Suppose – just suppose – that an issue came up in “The Mother of Parliaments” which would cause great upheaval in Wales. With fewer MPs representing our interests, that upheaval could happen – because we, as a nation, would not have enough parliamentary clout to give it the boot.
An interesting situation, isn’t it?
A Vote For Wales
In just over a week, Wales has a referendum – or hadn’t you noticed?!
It is a very simple issue on which we vote: should the people of Wales have more say in the running of our own affairs; or should we have to go cap-in-hand to Wasteminster for permission to expand our laws over which we already have jurisdiction?
In other words, are you and I who live in this special land clever enough to know what’s best for us? There are those on the other side of Offa’s Dyke who think we are not.
And not only on the other side of that Dyke. Many immigrants into Wales do not understand our history, our traditions, and our way of life. Most of them seem to be from a fairly well established English class-system, and they want to change Wales into something less egalitarian.
I can say that, for – as you will read elsewhere – I am an immigrant to Wales.
So we – the people of Wales (or should that be The People of Wales?) – need to show Mother England and the world that we still retain our independent spirit.
Which is why I shall vote “YES” when I go to the polls.
A friend of mine who lives in one of our more rural counties is registered to have a Postal Vote. Such a system is a boon to those who cannot leave their home and go to the polling-station.
This week, he received from his County Council his referendum voting papers. Those papers had been designed in such a way that, after appending his date of birth and putting his cross in the right place, he couldn’t get the voting form into the envelope – Envelope A – provided.
He is not a young man, and it took him a little effort to fold the paper up and make it fit into Envelope A. Then, having inserted it into Envelope B, all that remained was for someone to take it to the nearest post-box.

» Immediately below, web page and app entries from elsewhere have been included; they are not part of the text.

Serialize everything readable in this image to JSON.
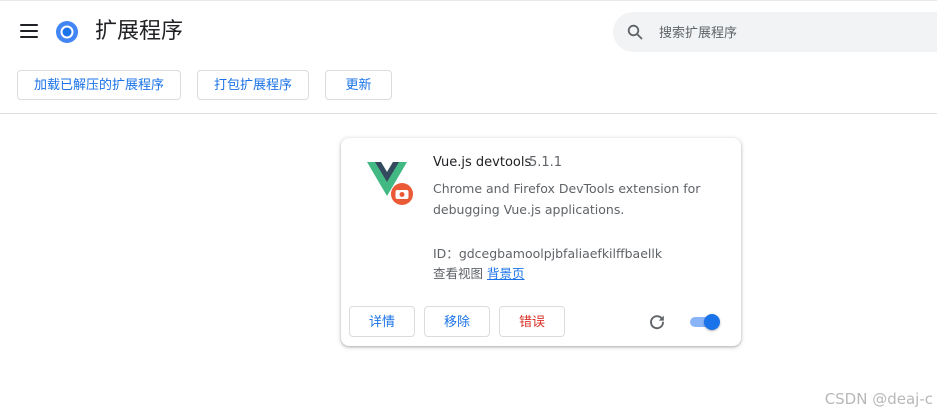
{
  "header": {
    "title": "扩展程序",
    "search_placeholder": "搜索扩展程序"
  },
  "toolbar": {
    "load_unpacked_label": "加载已解压的扩展程序",
    "pack_extension_label": "打包扩展程序",
    "update_label": "更新"
  },
  "extension": {
    "name": "Vue.js devtools",
    "version": "5.1.1",
    "description": "Chrome and Firefox DevTools extension for debugging Vue.js applications.",
    "id_label": "ID：",
    "id_value": "gdcegbamoolpjbfaliaefkilffbaellk",
    "inspect_views_label": "查看视图",
    "background_page_link": "背景页",
    "details_label": "详情",
    "remove_label": "移除",
    "errors_label": "错误",
    "enabled": true
  },
  "colors": {
    "accent": "#1a73e8",
    "error": "#d93025",
    "vue_green": "#42b883",
    "vue_dark": "#35495e"
  },
  "icons": [
    "menu-icon",
    "chrome-logo",
    "search-icon",
    "vue-devtools-logo",
    "reload-icon"
  ],
  "watermark": "CSDN @deaj-c"
}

Having completed his struggles, he placed Envelope B in a safe place and re-read the instruction sheet which came with his voting form. Even after completing the task of filling in the form and managing to get it into Envelope A and then the lot into Envelope B, he found that the instruction sheet – bilingual though it was – was as difficult to follow as before his success. When he told me all this and after expressing his thoughts about “office-wallahs”, he used a phrase containing the word “brewery” . . .